**MATERIAL PROVIDED:**
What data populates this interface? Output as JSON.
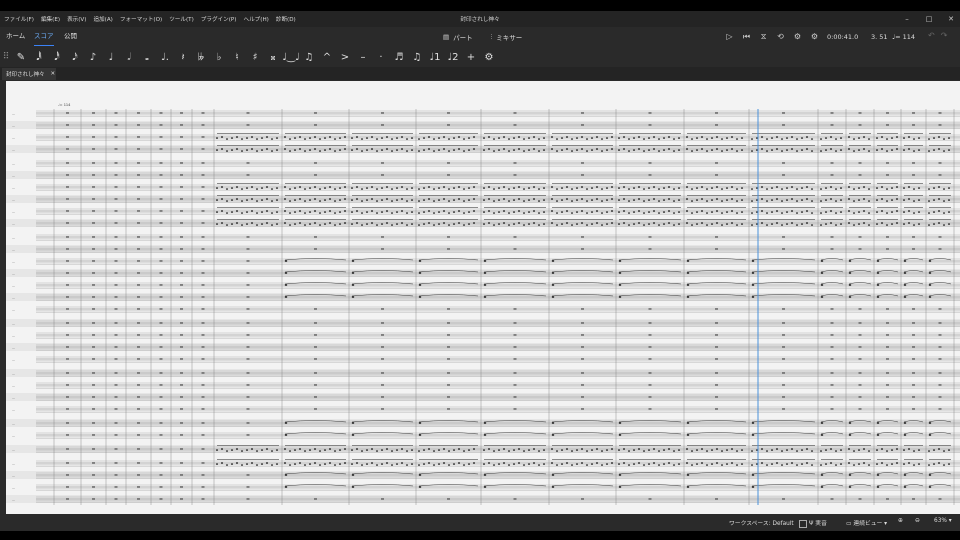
{
  "window": {
    "title": "封印されし神々"
  },
  "menu": [
    "ファイル(F)",
    "編集(E)",
    "表示(V)",
    "追加(A)",
    "フォーマット(O)",
    "ツール(T)",
    "プラグイン(P)",
    "ヘルプ(H)",
    "診断(D)"
  ],
  "window_controls": {
    "minimize": "–",
    "maximize": "□",
    "close": "✕"
  },
  "tabs": {
    "home": "ホーム",
    "score": "スコア",
    "publish": "公開",
    "parts": "パート",
    "mixer": "ミキサー"
  },
  "playback": {
    "icons": [
      "play-icon",
      "rewind-icon",
      "metronome-icon",
      "loop-icon",
      "playback-settings-icon"
    ],
    "time": "0:00:41.0",
    "position": "3. 51",
    "tempo": "♩= 114"
  },
  "toolbar": [
    {
      "name": "grip",
      "glyph": "⠿"
    },
    {
      "name": "note-input",
      "glyph": "✎"
    },
    {
      "name": "64th-note",
      "glyph": "𝅘𝅥𝅱"
    },
    {
      "name": "32nd-note",
      "glyph": "𝅘𝅥𝅰"
    },
    {
      "name": "16th-note",
      "glyph": "𝅘𝅥𝅯"
    },
    {
      "name": "eighth-note",
      "glyph": "♪"
    },
    {
      "name": "quarter-note",
      "glyph": "♩"
    },
    {
      "name": "half-note",
      "glyph": "𝅗𝅥"
    },
    {
      "name": "whole-note",
      "glyph": "𝅝"
    },
    {
      "name": "augmentation-dot",
      "glyph": "♩."
    },
    {
      "name": "rest",
      "glyph": "𝄽"
    },
    {
      "name": "double-flat",
      "glyph": "𝄫"
    },
    {
      "name": "flat",
      "glyph": "♭"
    },
    {
      "name": "natural",
      "glyph": "♮"
    },
    {
      "name": "sharp",
      "glyph": "♯"
    },
    {
      "name": "double-sharp",
      "glyph": "𝄪"
    },
    {
      "name": "tie",
      "glyph": "♩‿♩"
    },
    {
      "name": "slur",
      "glyph": "♫"
    },
    {
      "name": "marcato",
      "glyph": "^"
    },
    {
      "name": "accent",
      "glyph": ">"
    },
    {
      "name": "tenuto",
      "glyph": "–"
    },
    {
      "name": "staccato",
      "glyph": "·"
    },
    {
      "name": "tuplet",
      "glyph": "♬"
    },
    {
      "name": "beam",
      "glyph": "♫"
    },
    {
      "name": "voice-1",
      "glyph": "♩1"
    },
    {
      "name": "voice-2",
      "glyph": "♩2"
    },
    {
      "name": "add",
      "glyph": "+"
    },
    {
      "name": "customize",
      "glyph": "⚙"
    }
  ],
  "document_tab": {
    "label": "封印されし神々",
    "close": "✕"
  },
  "status": {
    "workspace": "ワークスペース: Default",
    "concert_pitch": "実音",
    "view_mode": "連続ビュー",
    "zoom": "63%"
  },
  "colors": {
    "accent": "#3b82f6",
    "playhead": "#4a90d9",
    "paper": "#f3f3f3"
  }
}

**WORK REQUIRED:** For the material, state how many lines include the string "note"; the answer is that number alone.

**RESPONSE TO THE TASK:** 8